An economic cost may also be thought of as an “opportunity cost”; for instance, if one owns stock, he will sell it if his return does not meet with the expected return on a reasonable alternative. Thus, external funds have explicit costs, i.e., interest on debt, dividends on stock, but may also have implicit, opportunity costs. Common Stock, for example, has another, a second, opportunity cost – growth in dividend and price.

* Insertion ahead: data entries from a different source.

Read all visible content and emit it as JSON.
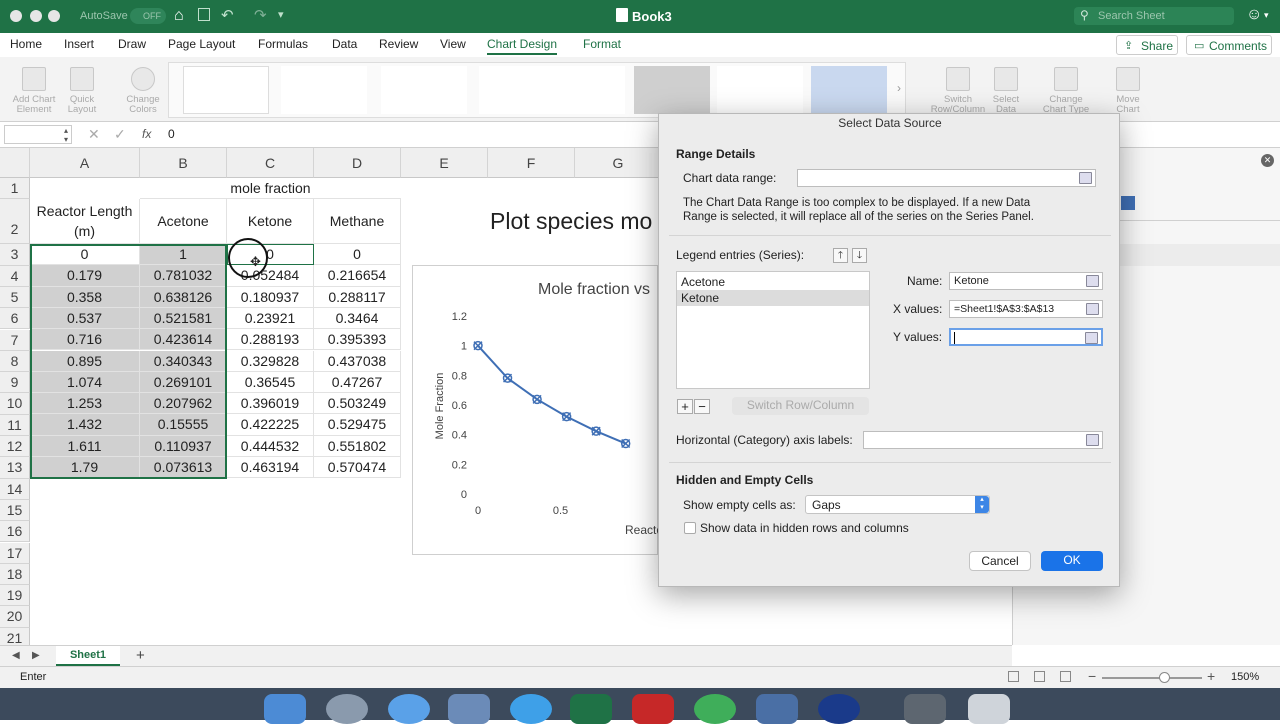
{
  "titlebar": {
    "autosave": "AutoSave",
    "autosave_state": "OFF",
    "doc_title": "Book3",
    "search_placeholder": "Search Sheet"
  },
  "ribbon": {
    "tabs": [
      "Home",
      "Insert",
      "Draw",
      "Page Layout",
      "Formulas",
      "Data",
      "Review",
      "View",
      "Chart Design",
      "Format"
    ],
    "active_tab": "Chart Design",
    "share": "Share",
    "comments": "Comments"
  },
  "toolbar": {
    "add_chart_element": "Add Chart Element",
    "quick_layout": "Quick Layout",
    "change_colors": "Change Colors",
    "switch_row_col": "Switch Row/Column",
    "select_data": "Select Data",
    "change_chart_type": "Change Chart Type",
    "move_chart": "Move Chart"
  },
  "formula_bar": {
    "name_box": "",
    "fx": "fx",
    "value": "0"
  },
  "sheet": {
    "columns": [
      "A",
      "B",
      "C",
      "D",
      "E",
      "F",
      "G"
    ],
    "rows": [
      "1",
      "2",
      "3",
      "4",
      "5",
      "6",
      "7",
      "8",
      "9",
      "10",
      "11",
      "12",
      "13",
      "14",
      "15",
      "16",
      "17",
      "18",
      "19",
      "20",
      "21"
    ],
    "header_row1": "mole fraction",
    "header_row2": [
      "Reactor Length (m)",
      "Acetone",
      "Ketone",
      "Methane"
    ],
    "data": [
      [
        "0",
        "1",
        "0",
        "0"
      ],
      [
        "0.179",
        "0.781032",
        "0.052484",
        "0.216654"
      ],
      [
        "0.358",
        "0.638126",
        "0.180937",
        "0.288117"
      ],
      [
        "0.537",
        "0.521581",
        "0.23921",
        "0.3464"
      ],
      [
        "0.716",
        "0.423614",
        "0.288193",
        "0.395393"
      ],
      [
        "0.895",
        "0.340343",
        "0.329828",
        "0.437038"
      ],
      [
        "1.074",
        "0.269101",
        "0.36545",
        "0.47267"
      ],
      [
        "1.253",
        "0.207962",
        "0.396019",
        "0.503249"
      ],
      [
        "1.432",
        "0.15555",
        "0.422225",
        "0.529475"
      ],
      [
        "1.611",
        "0.110937",
        "0.444532",
        "0.551802"
      ],
      [
        "1.79",
        "0.073613",
        "0.463194",
        "0.570474"
      ]
    ],
    "overlay_text": "Plot species mo",
    "sheet_tab": "Sheet1",
    "add_sheet": "+"
  },
  "chart_data": {
    "type": "scatter",
    "title": "Mole fraction vs",
    "ylabel": "Mole Fraction",
    "xlabel": "Reacto",
    "x_ticks": [
      "0",
      "0.5"
    ],
    "y_ticks": [
      "0",
      "0.2",
      "0.4",
      "0.6",
      "0.8",
      "1",
      "1.2"
    ],
    "ylim": [
      0,
      1.2
    ],
    "xlim": [
      0,
      1.0
    ],
    "series": [
      {
        "x": [
          0,
          0.179,
          0.358,
          0.537,
          0.716,
          0.895
        ],
        "values": [
          1,
          0.781032,
          0.638126,
          0.521581,
          0.423614,
          0.340343
        ]
      }
    ],
    "color": "#3f6fb5"
  },
  "dialog": {
    "title": "Select Data Source",
    "range_details": "Range Details",
    "chart_data_range_label": "Chart data range:",
    "chart_data_range_value": "",
    "notice": "The Chart Data Range is too complex to be displayed. If a new Data Range is selected, it will replace all of the series on the Series Panel.",
    "legend_entries": "Legend entries (Series):",
    "series": [
      "Acetone",
      "Ketone"
    ],
    "selected_series": "Ketone",
    "name_label": "Name:",
    "name_value": "Ketone",
    "x_label": "X values:",
    "x_value": "=Sheet1!$A$3:$A$13",
    "y_label": "Y values:",
    "y_value": "",
    "add": "+",
    "remove": "−",
    "switch": "Switch Row/Column",
    "horiz_axis_labels": "Horizontal (Category) axis labels:",
    "hidden_empty": "Hidden and Empty Cells",
    "show_empty_label": "Show empty cells as:",
    "show_empty_value": "Gaps",
    "show_hidden": "Show data in hidden rows and columns",
    "cancel": "Cancel",
    "ok": "OK"
  },
  "status": {
    "mode": "Enter",
    "zoom": "150%"
  },
  "colors": {
    "excel_green": "#1f7246",
    "accent_blue": "#1a73e8",
    "series_blue": "#3f6fb5"
  }
}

If the investor demands, or “requires,” growth in dividends and price – because of his opportunity set, the firm must deliver it. The return that an investor requires on his investment due to his opportunity cost becomes the firm’s economic cost as well. If the common stock investor is unhappy with his overall return, including growth, s/he will sell the stock or, perhaps worse, vote out the management and directors when the next proxy comes around. If the investor “requires” a certain return, the firm must deliver.

Now, Flotation Costs are the costs associated with paying Investment Bankers, Accountants, Lawyers, and other advisors their fees for assisting the corporation in raising external funds – debt, and preferred and common stock. We will assume that the Flotation Costs for debt and preferred shares are virtually nil, since these capital sources are usually sold to large corporate/institutional investors in sizable allotments. However, as common shares are usually sold to small investors in small amounts, substantial marketing is involved and therefore more banking fees, or Flotation Costs, pertain. Flotation Costs, again, are the costs associated with “floating” the issue.

There is no cost to retaining earnings; ya just do it! So, internal equity is cheaper than external equity because there are no Flotation Costs. It is within the firm’s normal course of doing business that it keeps some – or all – of its profits in the corporation so that it will have funds for investment in growth opportunities – as opposed to paying them out to shareholders as dividends.


Icon for the Creative Commons Attribution 4.0 International License

Corporate Finance Copyright © 2023 by Kenneth S. Bigel is licensed under a Creative Commons Attribution 4.0 International License, except where otherwise noted.

Share This Book